I did find it interesting that the ‘v’ word, vegan, wasn’t muttered, and then only briefly, and personally guarded in a way, by professional UFC fighter Mac Danzig. There are larger issues at stake than wearing witty vegan pins (which I totally do, of course) – throughout the world, particularly in fast food obsessed and marketed North America – not enough whole foods are eaten, or available, or considered normal, or delicious!
The Compassionate Sidenote
There’s more than one reason to go vegan, and I appreciated that compassion and respect for all creatures – the beliefs in a way, to counter the scientific facts, were briefly discussed by Gene Bauer of Farm Sanctuary and his animal friends. Need more heavy duty animal rights inspiration? Check out Earthlings.
Such a large part of the vegan community has been working for mainstream acceptance, and respect, for years and years. I’ve heard a lot of gripe about this – Are we selling out? Won’t this be another fad diet? Isn’t Silk owned by Dean Foods? Don’t I have enough vegan cookbooks?
All understandable worries, but with the message of Forks Over Knives, the true results of this growing field of ‘alternative’ medical research, and the rest of our reasons for being vegan, it’s our responsibility to spread the message. You should take your parents to see this. You should wonder why salads, of all things and of all all places, often suck in hospital cafeterias. Veganism is becoming a trendy diet and therefore, corporate industry, in North America and beyond. But – vegans have the best taste buds around, and when done right – eating style, too – and I won’t be complaining about people introducing more vegan, whole foods into their diet (I’ll just roll my eyes a little).

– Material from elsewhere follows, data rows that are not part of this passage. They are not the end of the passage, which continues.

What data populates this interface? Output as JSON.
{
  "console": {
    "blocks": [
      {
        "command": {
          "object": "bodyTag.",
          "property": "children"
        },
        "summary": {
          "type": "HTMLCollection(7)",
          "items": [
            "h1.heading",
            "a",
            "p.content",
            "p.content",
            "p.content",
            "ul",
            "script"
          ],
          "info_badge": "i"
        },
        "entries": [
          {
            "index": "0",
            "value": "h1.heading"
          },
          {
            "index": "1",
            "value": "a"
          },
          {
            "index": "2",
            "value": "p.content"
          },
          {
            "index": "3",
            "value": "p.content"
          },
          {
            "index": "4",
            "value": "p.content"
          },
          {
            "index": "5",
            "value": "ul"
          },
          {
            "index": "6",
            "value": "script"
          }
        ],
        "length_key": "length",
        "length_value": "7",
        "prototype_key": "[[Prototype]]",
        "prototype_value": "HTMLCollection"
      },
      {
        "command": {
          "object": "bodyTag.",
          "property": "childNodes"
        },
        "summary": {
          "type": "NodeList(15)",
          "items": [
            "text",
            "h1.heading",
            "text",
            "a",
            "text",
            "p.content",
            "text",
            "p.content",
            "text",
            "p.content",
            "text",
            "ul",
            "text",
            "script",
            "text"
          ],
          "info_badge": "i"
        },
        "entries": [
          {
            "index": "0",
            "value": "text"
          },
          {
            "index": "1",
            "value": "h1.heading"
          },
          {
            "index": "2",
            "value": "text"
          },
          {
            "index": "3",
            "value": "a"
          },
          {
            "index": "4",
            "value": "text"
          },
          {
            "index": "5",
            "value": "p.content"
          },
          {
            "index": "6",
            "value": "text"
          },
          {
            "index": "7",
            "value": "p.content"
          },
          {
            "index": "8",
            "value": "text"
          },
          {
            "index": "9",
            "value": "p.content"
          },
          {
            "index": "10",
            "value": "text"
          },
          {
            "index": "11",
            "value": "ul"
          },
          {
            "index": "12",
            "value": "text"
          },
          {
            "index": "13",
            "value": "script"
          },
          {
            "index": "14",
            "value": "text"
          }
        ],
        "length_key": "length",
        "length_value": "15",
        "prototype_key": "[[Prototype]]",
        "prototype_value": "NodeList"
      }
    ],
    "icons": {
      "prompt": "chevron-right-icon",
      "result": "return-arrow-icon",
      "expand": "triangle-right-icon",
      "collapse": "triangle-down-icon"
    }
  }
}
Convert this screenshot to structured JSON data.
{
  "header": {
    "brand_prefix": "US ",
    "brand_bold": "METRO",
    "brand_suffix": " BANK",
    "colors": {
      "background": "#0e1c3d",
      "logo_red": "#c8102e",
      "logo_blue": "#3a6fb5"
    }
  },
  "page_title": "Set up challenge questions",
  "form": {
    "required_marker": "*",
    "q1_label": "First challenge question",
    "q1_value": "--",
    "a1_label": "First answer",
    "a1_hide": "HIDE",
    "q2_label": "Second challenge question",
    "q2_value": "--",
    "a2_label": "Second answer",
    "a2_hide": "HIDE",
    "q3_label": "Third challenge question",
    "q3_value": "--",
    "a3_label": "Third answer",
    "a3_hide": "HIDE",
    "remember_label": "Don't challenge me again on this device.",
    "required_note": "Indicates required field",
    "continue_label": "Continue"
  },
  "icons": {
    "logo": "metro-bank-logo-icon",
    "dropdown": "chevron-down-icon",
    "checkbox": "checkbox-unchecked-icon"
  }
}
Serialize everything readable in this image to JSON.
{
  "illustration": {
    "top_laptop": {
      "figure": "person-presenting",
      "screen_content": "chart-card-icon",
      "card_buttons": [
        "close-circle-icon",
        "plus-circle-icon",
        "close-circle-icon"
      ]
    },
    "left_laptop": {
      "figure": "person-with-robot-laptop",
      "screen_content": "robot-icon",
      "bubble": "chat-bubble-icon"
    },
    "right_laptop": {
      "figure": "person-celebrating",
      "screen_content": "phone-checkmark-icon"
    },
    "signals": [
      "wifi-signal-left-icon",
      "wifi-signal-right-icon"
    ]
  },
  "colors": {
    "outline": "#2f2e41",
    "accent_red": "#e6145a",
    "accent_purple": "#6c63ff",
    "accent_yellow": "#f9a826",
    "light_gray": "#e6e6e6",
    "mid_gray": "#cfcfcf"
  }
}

So, the Food
As I mentioned earlier, Forks Over Knives recommends a vegan diet, but doesn’t shout that. It’s more so about eating whole and raw foods, and getting the rest of the fast food eating world to realize just how flavorful and nutritious they are.
With that, I’ll cease my semi-educated, personal ranting, and repeat what I said at the start:
You should see it.
Now playing in Portland, OR for another week, thanks to sold out shows, and select cities soon.